In this book Kelley offers brilliant insights on how to conduct user research, perform productive brainstorming sessions, build paper prototypes, inventory failed ideas, design memorable experiences, and how IDEO manages to remain highly creative and relevant in this fast paced world. It’s an honest work offering a peek into the working of the world’s foremost design company- IDEO.

Change by Design (Tim Brown, 2009)

Another masterful book from an IDEO veteran — Tim Brown — the book brings the essence of organizing for design thinking to the fore. Beautifully written and peppered with incisive case studies from across sectors and countries, the book presents how design has evolved over the years to address problems which are truly beyond products.

Change by Design presents methods of prototyping, designing compelling experiences, how to form a diverse team, importance and means of storytelling, and how to look at solving wicked problems elegantly.

Sprint (Jake Knapp, 2016)

In the Sprint, Jake Knapp and his colleagues from Google Ventures offer details of a five-day design thinking expedition. Practiced and perfected by the scores of teams at Google and elsewhere, the Sprint is a time tested method of how to lower the ambiguity in your project, and address the unknowns early and methodically.

Sprint has the following five stages — Map, Sketch, Decide, Prototype, and Learn. Apart from detailed chapters on each stage, there is material on how to conduct user research, thinking in teams, a to-do on sketching your ideas, and how to improve your team camaraderie. A solid reference guide if you are a design thinking coach or a practitioner.

Creative Confidence (Tom Kelley and David Kelley, 2013)

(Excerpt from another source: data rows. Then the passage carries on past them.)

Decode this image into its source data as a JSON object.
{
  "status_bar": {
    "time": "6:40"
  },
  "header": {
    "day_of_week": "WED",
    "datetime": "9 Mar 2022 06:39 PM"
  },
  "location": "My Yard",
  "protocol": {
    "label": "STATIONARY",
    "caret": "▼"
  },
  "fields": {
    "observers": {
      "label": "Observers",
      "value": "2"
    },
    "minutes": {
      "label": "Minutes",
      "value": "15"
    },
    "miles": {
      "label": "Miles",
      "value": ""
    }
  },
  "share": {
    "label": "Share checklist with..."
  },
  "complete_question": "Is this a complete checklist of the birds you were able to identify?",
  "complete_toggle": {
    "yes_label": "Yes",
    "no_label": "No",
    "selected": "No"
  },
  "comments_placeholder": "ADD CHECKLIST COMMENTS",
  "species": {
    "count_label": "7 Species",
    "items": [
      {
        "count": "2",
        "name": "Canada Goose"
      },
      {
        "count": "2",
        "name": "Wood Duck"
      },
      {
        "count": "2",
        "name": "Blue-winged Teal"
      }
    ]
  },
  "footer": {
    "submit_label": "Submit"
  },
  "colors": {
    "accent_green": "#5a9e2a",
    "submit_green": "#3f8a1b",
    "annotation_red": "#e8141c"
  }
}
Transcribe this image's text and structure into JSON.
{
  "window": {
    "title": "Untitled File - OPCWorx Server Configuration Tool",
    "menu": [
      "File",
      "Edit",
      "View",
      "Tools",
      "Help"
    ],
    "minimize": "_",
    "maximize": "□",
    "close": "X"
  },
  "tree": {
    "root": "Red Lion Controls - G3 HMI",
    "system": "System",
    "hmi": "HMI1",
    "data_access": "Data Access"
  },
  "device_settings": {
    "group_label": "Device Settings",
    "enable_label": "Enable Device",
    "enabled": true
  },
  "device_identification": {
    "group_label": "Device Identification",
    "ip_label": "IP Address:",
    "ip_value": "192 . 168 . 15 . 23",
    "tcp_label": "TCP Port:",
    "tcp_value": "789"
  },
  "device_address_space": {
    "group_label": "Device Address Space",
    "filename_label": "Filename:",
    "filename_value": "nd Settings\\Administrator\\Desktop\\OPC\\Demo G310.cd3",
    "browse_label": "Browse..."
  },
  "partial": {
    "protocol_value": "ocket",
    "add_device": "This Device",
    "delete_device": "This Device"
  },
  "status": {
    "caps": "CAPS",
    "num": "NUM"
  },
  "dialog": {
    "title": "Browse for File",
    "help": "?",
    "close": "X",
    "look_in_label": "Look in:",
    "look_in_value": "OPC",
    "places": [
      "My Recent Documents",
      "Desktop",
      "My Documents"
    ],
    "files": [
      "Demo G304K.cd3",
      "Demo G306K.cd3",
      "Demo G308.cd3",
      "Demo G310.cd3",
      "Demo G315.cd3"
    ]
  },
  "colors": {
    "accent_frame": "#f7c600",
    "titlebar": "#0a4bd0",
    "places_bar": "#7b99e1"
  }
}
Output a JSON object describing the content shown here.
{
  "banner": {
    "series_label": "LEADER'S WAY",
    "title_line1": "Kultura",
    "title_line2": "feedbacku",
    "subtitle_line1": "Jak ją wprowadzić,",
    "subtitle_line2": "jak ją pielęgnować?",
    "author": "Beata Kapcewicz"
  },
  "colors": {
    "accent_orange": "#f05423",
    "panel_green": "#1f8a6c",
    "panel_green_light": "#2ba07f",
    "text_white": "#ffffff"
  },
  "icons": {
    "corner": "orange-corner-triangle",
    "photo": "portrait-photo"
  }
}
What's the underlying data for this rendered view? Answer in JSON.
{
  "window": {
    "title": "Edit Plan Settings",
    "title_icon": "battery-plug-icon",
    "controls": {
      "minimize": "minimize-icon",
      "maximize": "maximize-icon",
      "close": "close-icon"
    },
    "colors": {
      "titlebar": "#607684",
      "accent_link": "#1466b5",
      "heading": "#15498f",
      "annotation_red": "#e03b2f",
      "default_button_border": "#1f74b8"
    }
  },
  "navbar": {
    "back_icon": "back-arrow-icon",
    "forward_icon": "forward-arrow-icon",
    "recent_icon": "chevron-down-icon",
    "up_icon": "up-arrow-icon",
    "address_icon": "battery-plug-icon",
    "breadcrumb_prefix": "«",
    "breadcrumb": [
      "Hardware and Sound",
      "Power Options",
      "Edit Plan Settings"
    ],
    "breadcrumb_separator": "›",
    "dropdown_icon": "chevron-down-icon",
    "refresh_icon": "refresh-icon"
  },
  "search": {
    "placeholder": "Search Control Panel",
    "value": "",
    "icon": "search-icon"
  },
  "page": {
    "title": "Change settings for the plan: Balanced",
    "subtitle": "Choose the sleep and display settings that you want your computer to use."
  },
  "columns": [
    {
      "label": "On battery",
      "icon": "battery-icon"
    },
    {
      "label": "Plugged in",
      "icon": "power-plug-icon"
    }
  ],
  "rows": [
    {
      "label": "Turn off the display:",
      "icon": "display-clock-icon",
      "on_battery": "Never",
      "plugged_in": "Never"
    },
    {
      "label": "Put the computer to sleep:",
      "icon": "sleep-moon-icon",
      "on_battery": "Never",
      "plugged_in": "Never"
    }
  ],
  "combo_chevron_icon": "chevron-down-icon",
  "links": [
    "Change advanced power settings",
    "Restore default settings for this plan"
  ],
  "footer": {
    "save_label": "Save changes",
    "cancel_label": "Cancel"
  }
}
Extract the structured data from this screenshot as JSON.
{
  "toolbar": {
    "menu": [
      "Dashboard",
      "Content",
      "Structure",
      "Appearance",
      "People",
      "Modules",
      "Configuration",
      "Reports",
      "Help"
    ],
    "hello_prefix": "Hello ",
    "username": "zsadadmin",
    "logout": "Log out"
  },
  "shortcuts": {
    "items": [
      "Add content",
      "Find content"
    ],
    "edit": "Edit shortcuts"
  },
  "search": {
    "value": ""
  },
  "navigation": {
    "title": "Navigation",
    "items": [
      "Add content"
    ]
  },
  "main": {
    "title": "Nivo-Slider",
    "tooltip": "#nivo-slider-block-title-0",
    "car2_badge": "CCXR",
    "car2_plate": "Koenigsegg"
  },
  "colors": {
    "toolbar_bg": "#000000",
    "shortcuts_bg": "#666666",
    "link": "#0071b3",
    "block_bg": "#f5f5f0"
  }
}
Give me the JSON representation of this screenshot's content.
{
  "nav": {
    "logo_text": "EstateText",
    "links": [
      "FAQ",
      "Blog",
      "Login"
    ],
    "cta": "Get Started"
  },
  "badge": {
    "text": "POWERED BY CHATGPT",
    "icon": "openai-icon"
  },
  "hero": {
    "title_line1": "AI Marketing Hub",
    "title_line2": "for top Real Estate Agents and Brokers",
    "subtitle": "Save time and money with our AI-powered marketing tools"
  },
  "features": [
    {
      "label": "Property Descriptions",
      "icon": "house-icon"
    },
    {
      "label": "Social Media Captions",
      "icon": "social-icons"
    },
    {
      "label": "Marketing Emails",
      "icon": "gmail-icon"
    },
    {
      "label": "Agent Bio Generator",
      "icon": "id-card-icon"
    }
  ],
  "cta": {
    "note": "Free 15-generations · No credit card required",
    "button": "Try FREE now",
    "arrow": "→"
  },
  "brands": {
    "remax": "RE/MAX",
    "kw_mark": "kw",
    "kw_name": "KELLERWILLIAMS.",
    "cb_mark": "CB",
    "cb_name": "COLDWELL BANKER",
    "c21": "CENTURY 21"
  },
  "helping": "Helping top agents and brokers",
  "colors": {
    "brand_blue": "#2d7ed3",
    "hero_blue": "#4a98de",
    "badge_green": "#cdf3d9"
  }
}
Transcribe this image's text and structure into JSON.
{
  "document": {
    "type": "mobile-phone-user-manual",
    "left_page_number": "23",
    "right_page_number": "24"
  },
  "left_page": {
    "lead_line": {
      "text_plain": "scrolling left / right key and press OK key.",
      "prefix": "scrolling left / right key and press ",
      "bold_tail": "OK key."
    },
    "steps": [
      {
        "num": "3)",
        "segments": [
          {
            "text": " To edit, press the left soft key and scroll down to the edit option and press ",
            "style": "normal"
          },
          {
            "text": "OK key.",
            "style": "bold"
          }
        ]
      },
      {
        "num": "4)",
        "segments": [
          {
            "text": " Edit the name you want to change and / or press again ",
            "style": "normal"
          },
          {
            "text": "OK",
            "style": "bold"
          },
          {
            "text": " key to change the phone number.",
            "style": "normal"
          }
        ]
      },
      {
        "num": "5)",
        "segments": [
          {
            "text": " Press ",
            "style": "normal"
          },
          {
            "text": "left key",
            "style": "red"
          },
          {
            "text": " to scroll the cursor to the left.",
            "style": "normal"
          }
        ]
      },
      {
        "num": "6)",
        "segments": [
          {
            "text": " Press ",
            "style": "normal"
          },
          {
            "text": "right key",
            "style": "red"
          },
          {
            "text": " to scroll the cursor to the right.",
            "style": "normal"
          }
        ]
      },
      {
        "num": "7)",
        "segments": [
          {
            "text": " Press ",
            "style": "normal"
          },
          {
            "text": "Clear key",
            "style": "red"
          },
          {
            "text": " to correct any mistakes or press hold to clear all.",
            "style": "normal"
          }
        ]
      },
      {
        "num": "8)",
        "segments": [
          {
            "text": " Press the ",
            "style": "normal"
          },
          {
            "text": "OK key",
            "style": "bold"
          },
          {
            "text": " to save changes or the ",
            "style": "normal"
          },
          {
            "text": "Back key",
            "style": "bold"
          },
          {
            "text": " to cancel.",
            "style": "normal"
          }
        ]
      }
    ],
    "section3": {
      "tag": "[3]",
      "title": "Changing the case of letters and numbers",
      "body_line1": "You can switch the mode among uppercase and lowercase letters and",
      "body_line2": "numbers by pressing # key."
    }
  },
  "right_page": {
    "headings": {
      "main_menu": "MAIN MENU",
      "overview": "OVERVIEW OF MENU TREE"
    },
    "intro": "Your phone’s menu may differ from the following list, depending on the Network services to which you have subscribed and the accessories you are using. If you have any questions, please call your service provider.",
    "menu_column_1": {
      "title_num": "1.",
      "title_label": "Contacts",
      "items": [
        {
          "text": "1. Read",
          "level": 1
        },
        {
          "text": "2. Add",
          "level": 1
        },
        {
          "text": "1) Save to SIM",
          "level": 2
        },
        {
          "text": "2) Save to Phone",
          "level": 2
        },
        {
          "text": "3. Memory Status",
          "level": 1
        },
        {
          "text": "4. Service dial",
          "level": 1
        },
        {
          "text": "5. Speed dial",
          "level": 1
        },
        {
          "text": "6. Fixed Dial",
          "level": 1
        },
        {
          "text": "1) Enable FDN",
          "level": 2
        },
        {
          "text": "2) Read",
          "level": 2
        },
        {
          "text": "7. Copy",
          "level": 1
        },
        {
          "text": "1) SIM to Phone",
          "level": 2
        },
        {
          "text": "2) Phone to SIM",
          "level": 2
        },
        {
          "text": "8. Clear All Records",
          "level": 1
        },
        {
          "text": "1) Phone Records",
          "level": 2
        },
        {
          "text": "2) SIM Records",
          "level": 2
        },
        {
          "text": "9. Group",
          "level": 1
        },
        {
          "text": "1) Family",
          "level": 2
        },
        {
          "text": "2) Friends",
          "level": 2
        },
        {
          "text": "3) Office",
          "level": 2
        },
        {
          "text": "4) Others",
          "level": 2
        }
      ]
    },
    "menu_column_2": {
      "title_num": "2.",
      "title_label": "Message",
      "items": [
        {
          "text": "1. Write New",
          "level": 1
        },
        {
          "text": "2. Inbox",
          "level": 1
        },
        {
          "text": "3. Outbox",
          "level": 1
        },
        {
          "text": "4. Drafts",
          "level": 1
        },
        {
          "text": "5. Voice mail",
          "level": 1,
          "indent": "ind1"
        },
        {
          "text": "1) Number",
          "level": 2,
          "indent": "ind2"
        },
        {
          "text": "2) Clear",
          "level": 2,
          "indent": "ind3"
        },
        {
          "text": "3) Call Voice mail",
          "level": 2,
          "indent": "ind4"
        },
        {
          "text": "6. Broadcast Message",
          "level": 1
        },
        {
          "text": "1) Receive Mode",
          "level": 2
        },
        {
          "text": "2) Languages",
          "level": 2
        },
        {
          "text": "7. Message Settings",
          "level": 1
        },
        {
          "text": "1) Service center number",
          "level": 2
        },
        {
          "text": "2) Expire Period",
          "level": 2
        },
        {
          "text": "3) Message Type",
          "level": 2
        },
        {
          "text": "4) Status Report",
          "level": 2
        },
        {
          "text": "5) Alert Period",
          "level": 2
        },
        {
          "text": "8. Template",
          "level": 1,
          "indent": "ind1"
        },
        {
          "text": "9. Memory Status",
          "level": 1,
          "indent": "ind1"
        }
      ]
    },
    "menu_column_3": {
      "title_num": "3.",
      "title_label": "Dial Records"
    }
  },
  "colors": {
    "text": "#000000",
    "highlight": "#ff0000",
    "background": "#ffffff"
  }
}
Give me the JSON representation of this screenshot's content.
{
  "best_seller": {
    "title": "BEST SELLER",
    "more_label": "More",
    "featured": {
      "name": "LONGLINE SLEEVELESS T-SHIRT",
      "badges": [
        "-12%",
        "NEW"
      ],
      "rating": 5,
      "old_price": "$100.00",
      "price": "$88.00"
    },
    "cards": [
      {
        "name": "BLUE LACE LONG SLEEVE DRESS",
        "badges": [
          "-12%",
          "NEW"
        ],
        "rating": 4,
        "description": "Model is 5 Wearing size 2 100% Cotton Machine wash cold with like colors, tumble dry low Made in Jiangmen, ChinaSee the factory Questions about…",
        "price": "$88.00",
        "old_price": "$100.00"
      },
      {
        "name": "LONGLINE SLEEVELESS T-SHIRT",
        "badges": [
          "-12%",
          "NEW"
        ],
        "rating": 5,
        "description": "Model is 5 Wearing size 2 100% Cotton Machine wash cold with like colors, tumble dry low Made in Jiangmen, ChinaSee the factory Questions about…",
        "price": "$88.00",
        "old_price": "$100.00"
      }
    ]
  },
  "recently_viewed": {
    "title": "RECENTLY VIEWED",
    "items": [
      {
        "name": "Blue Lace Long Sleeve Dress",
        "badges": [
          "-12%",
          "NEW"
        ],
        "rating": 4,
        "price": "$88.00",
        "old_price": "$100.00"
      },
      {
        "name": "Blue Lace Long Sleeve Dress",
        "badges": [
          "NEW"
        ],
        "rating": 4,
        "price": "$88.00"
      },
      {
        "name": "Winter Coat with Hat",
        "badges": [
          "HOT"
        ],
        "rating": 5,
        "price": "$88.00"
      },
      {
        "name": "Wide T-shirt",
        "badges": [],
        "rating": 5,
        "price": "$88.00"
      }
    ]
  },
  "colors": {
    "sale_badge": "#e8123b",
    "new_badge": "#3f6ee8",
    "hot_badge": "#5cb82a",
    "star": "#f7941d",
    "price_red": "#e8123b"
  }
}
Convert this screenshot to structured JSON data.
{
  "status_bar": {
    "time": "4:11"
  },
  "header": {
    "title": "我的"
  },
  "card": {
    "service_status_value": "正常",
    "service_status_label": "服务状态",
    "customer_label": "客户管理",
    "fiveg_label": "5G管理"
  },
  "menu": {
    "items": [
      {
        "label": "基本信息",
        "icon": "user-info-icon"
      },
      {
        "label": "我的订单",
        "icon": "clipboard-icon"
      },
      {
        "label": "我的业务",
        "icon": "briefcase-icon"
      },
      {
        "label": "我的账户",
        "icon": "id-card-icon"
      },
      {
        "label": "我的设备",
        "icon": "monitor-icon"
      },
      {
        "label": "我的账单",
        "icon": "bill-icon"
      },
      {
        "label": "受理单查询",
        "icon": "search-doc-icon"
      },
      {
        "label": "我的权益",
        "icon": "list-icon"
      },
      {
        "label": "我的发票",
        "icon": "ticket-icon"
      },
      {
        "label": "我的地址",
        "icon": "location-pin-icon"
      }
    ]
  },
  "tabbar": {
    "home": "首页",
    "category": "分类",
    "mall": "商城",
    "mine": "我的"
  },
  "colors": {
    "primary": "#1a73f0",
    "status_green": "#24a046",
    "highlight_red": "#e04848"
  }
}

Finally, the most humble and readable book on design thinking and creativity — Creative Confidence. Written by Kelley brothers, the book is special for multiple reasons. Firstly, it takes the myth that only a select few are creative, and offers much needed ‘creative confidence’ to its readers. Secondly, it presents a series of methods that you can adopt to pep-up your team’s and your personal creativity. Thirdly, the language is so simple and inviting, that you feel like you’re taking to the authors.

Apart from discourse on insight generation, brainstorming, prototyping, and testing those concepts, Creative Confidence offers a sobering reminder that we all can gain from being more disciplined and collaborative, and that success can be a matter of design.

Design Your Thinking (Pavan Soni, 2020)

Here’s the final one, my own book! This one is titled ‘Design Your Thinking’, with a belief that design thinking is not about thinking what to design but instead to design your own thinking.

Why this book:

  1. It offers a revised and updated five stage model of problem solving: Inspire, Empathize and Define, Ideate, Prototype and Test, and Scale,
  2. Presents over 20 Toolsets, Skillsets and Mindsets appropriate for effective problem solving
  3. Showcases 30+ case studies from India and abroad on how leading firms have embraced design thinking as a means of creativity and fostering an innovation culture,
  4. Presents a step by step guide to implement design thinking in your team without depending on external consultant or advisors,
  5. With a comprehensive mindmap of the entire book that serves as a good reference, anytime anywhere.

So, that’s my list. The books I have re-read several times, have learn from, have taught using, and would strongly recommend. Would love to hear your views, and if I missed on something important.




Innovation Evangelist and author of the book, Design Your Thinking.